It was republished ten years later along with other published works by Arreola at that time in the collection El Confabulario total. The switchman’s anecdote about the founding of the village F, which occurred when a train accident stranded a group of passengers—now happy settlers—in a remote guardaguhas, illustrates the element of chance arreols human existence.

The latter comes closest to the most convincing interpretation, namely, that Arreola gurdagujas based his tale on Albert Camus ‘s philosophy of the absurd as set forth in The Myth of Sisyphus, a collection of essays Camus published in The railroad management was so pleased that they decided to suspend any official bridge building and instead encourage the stripping and recreation of future trains.

The short story was originally published as a confabularioa word created in Spanish by Arreola, inin the collection Confabulario and Other Inventions.

Thus, the stranger’s heavy suitcase symbolizes the burden of reason he carries about, and the inn resembles a jail, the place where others like him are lodged before setting out on life’s absurd journey.

The railroad company occasionally creates false train stations in remote locations to abandon people when the trains become too crowded.
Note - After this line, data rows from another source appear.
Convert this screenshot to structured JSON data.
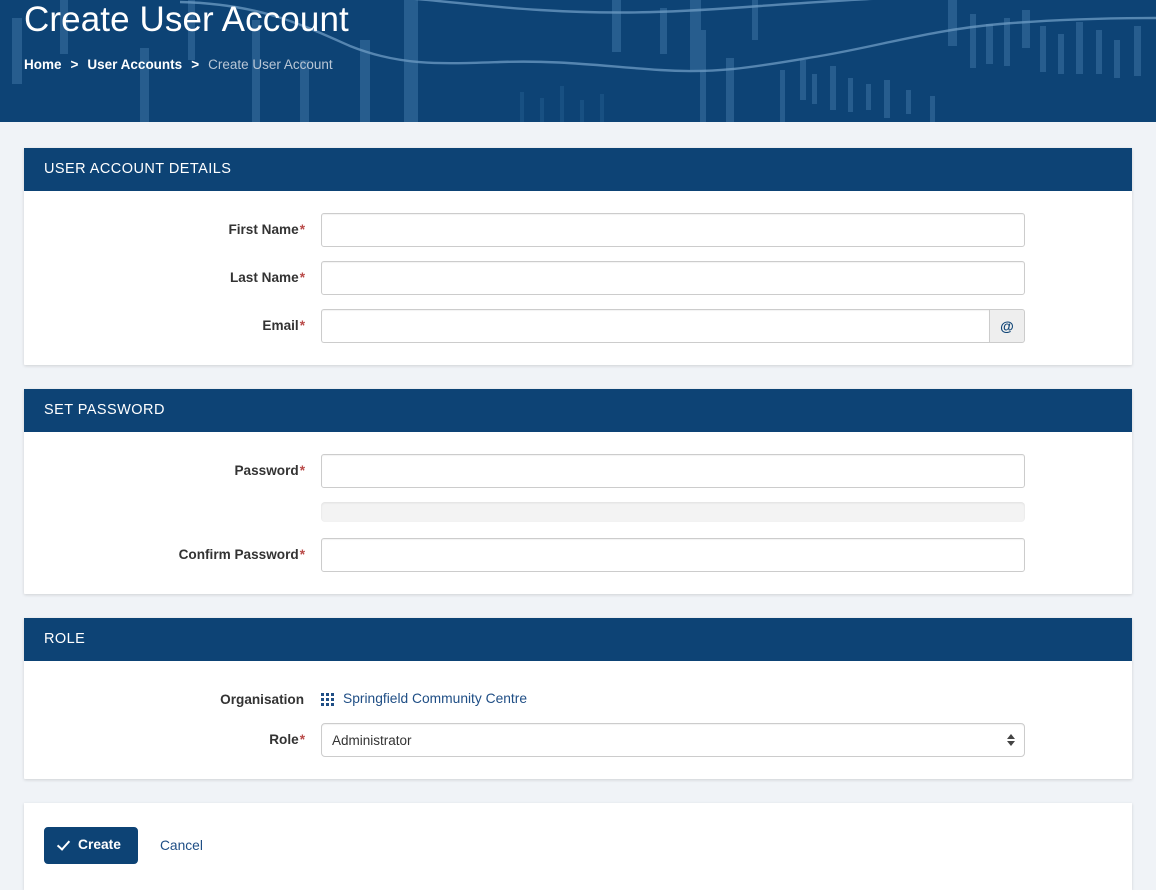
{
  "header": {
    "title": "Create User Account",
    "breadcrumb": [
      {
        "label": "Home",
        "current": false
      },
      {
        "label": "User Accounts",
        "current": false
      },
      {
        "label": "Create User Account",
        "current": true
      }
    ],
    "separator": ">",
    "background_color": "#0d4375"
  },
  "panels": {
    "account": {
      "heading": "USER ACCOUNT DETAILS",
      "fields": {
        "first_name": {
          "label": "First Name",
          "required_mark": "*",
          "value": "",
          "placeholder": ""
        },
        "last_name": {
          "label": "Last Name",
          "required_mark": "*",
          "value": "",
          "placeholder": ""
        },
        "email": {
          "label": "Email",
          "required_mark": "*",
          "value": "",
          "placeholder": "",
          "addon_icon": "at-sign-icon",
          "addon_label": "@"
        }
      }
    },
    "password": {
      "heading": "SET PASSWORD",
      "fields": {
        "password": {
          "label": "Password",
          "required_mark": "*",
          "value": "",
          "placeholder": ""
        },
        "confirm_password": {
          "label": "Confirm Password",
          "required_mark": "*",
          "value": "",
          "placeholder": ""
        }
      },
      "strength_meter": {
        "percent": 0,
        "label": ""
      }
    },
    "role": {
      "heading": "ROLE",
      "fields": {
        "organisation": {
          "label": "Organisation",
          "required_mark": "",
          "value": "Springfield Community Centre",
          "icon": "grid-icon"
        },
        "role": {
          "label": "Role",
          "required_mark": "*",
          "value": "Administrator",
          "options": [
            "Administrator"
          ]
        }
      }
    }
  },
  "actions": {
    "create_label": "Create",
    "create_icon": "check-icon",
    "cancel_label": "Cancel"
  },
  "colors": {
    "navy": "#0d4375",
    "page_bg": "#f0f3f7",
    "required": "#b94a48",
    "link": "#1f4e85"
  }
}
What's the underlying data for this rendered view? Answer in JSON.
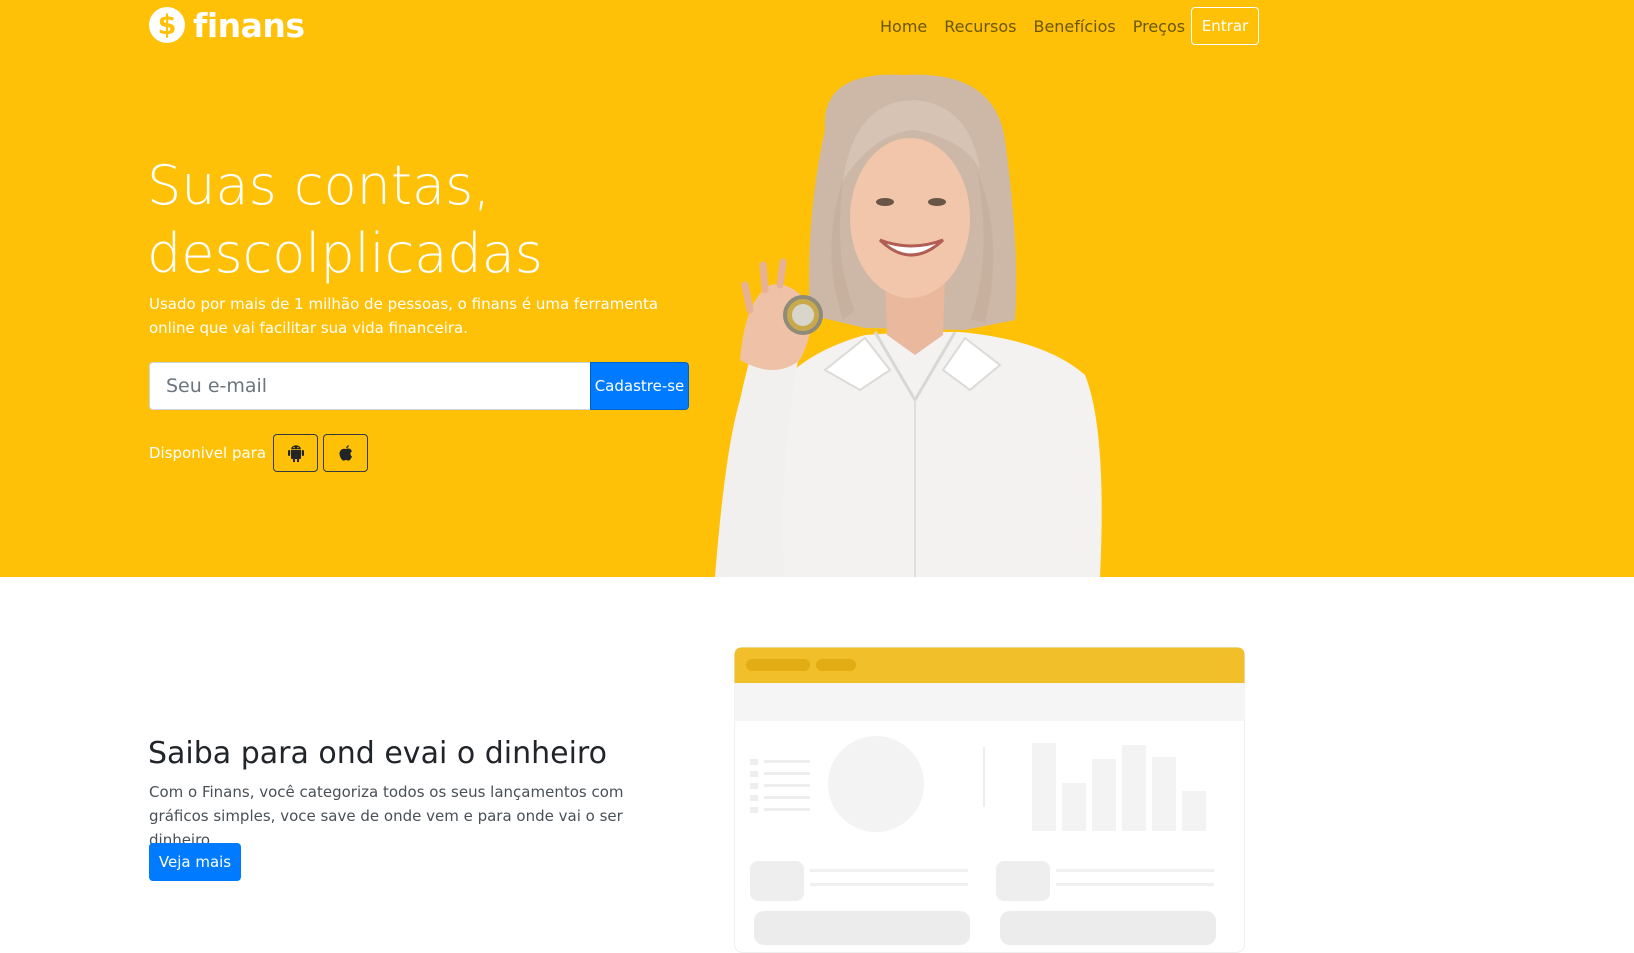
{
  "brand": {
    "logo_symbol": "$",
    "name": "finans",
    "color": "#ffc107"
  },
  "nav": {
    "items": [
      "Home",
      "Recursos",
      "Benefícios",
      "Preços"
    ],
    "login_label": "Entrar"
  },
  "hero": {
    "title_line1": "Suas contas,",
    "title_line2": "descolplicadas",
    "subtitle": "Usado por mais de 1 milhão de pessoas, o finans é uma ferramenta online que vai facilitar sua vida financeira.",
    "email_placeholder": "Seu e-mail",
    "signup_label": "Cadastre-se",
    "available_label": "Disponivel para",
    "stores": [
      "android-icon",
      "apple-icon"
    ]
  },
  "feature": {
    "title": "Saiba para ond evai o dinheiro",
    "text": "Com o Finans, você categoriza todos os seus lançamentos com gráficos simples, voce save de onde vem e para onde vai o ser dinheiro.",
    "button_label": "Veja mais"
  },
  "colors": {
    "primary": "#007bff",
    "hero_bg": "#ffc107",
    "mockup_header": "#f0bf2a"
  }
}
He has not ever traveled on a train and does not plan on doing so.